• _Exercise requirements_: Exactly as written, output each of the entries below.

• _Material provided_:
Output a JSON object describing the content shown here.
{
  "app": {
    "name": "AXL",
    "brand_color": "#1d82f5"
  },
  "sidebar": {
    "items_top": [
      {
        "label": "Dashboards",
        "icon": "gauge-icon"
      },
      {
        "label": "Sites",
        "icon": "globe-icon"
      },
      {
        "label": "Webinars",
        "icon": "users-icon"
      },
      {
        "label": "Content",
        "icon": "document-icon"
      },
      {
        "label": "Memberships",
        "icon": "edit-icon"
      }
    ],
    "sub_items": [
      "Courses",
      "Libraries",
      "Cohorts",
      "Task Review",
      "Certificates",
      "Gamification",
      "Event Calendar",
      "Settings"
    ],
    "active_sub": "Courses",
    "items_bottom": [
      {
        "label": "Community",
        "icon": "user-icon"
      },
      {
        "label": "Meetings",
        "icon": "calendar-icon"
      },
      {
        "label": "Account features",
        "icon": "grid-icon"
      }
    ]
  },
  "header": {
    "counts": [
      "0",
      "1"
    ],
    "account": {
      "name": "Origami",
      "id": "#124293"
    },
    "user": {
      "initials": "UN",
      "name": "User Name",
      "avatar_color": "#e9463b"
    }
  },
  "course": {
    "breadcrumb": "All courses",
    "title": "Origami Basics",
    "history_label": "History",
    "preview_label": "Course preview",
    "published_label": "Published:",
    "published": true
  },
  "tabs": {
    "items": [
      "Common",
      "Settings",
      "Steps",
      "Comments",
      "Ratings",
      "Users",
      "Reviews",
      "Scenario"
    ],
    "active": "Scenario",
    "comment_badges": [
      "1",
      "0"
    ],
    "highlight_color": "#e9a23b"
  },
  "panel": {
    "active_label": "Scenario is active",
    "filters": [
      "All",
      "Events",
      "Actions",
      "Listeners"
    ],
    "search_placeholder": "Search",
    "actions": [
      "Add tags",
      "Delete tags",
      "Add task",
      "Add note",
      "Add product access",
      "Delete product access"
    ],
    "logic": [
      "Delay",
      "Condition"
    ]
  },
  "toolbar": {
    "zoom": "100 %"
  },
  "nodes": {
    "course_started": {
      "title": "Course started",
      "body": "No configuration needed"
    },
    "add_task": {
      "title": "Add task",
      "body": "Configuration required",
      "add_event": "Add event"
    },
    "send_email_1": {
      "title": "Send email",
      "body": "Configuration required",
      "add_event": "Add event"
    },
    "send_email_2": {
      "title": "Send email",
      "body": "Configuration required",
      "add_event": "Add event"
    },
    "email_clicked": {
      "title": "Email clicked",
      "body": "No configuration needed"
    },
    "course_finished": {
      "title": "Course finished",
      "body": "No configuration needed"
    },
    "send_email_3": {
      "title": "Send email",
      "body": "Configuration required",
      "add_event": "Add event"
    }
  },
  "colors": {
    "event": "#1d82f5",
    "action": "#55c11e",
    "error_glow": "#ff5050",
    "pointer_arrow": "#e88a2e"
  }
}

• _Solution_:
Output a JSON object describing the content shown here.
{
  "app": {
    "name": "AXL",
    "brand_color": "#1d82f5"
  },
  "sidebar": {
    "items_top": [
      {
        "label": "Dashboards",
        "icon": "gauge-icon"
      },
      {
        "label": "Sites",
        "icon": "globe-icon"
      },
      {
        "label": "Webinars",
        "icon": "users-icon"
      },
      {
        "label": "Content",
        "icon": "document-icon"
      },
      {
        "label": "Memberships",
        "icon": "edit-icon"
      }
    ],
    "sub_items": [
      "Courses",
      "Libraries",
      "Cohorts",
      "Task Review",
      "Certificates",
      "Gamification",
      "Event Calendar",
      "Settings"
    ],
    "active_sub": "Courses",
    "items_bottom": [
      {
        "label": "Community",
        "icon": "user-icon"
      },
      {
        "label": "Meetings",
        "icon": "calendar-icon"
      },
      {
        "label": "Account features",
        "icon": "grid-icon"
      }
    ]
  },
  "header": {
    "counts": [
      "0",
      "1"
    ],
    "account": {
      "name": "Origami",
      "id": "#124293"
    },
    "user": {
      "initials": "UN",
      "name": "User Name",
      "avatar_color": "#e9463b"
    }
  },
  "course": {
    "breadcrumb": "All courses",
    "title": "Origami Basics",
    "history_label": "History",
    "preview_label": "Course preview",
    "published_label": "Published:",
    "published": true
  },
  "tabs": {
    "items": [
      "Common",
      "Settings",
      "Steps",
      "Comments",
      "Ratings",
      "Users",
      "Reviews",
      "Scenario"
    ],
    "active": "Scenario",
    "comment_badges": [
      "1",
      "0"
    ],
    "highlight_color": "#e9a23b"
  },
  "panel": {
    "active_label": "Scenario is active",
    "filters": [
      "All",
      "Events",
      "Actions",
      "Listeners"
    ],
    "search_placeholder": "Search",
    "actions": [
      "Add tags",
      "Delete tags",
      "Add task",
      "Add note",
      "Add product access",
      "Delete product access"
    ],
    "logic": [
      "Delay",
      "Condition"
    ]
  },
  "toolbar": {
    "zoom": "100 %"
  },
  "nodes": {
    "course_started": {
      "title": "Course started",
      "body": "No configuration needed"
    },
    "add_task": {
      "title": "Add task",
      "body": "Configuration required",
      "add_event": "Add event"
    },
    "send_email_1": {
      "title": "Send email",
      "body": "Configuration required",
      "add_event": "Add event"
    },
    "send_email_2": {
      "title": "Send email",
      "body": "Configuration required",
      "add_event": "Add event"
    },
    "email_clicked": {
      "title": "Email clicked",
      "body": "No configuration needed"
    },
    "course_finished": {
      "title": "Course finished",
      "body": "No configuration needed"
    },
    "send_email_3": {
      "title": "Send email",
      "body": "Configuration required",
      "add_event": "Add event"
    }
  },
  "colors": {
    "event": "#1d82f5",
    "action": "#55c11e",
    "error_glow": "#ff5050",
    "pointer_arrow": "#e88a2e"
  }
}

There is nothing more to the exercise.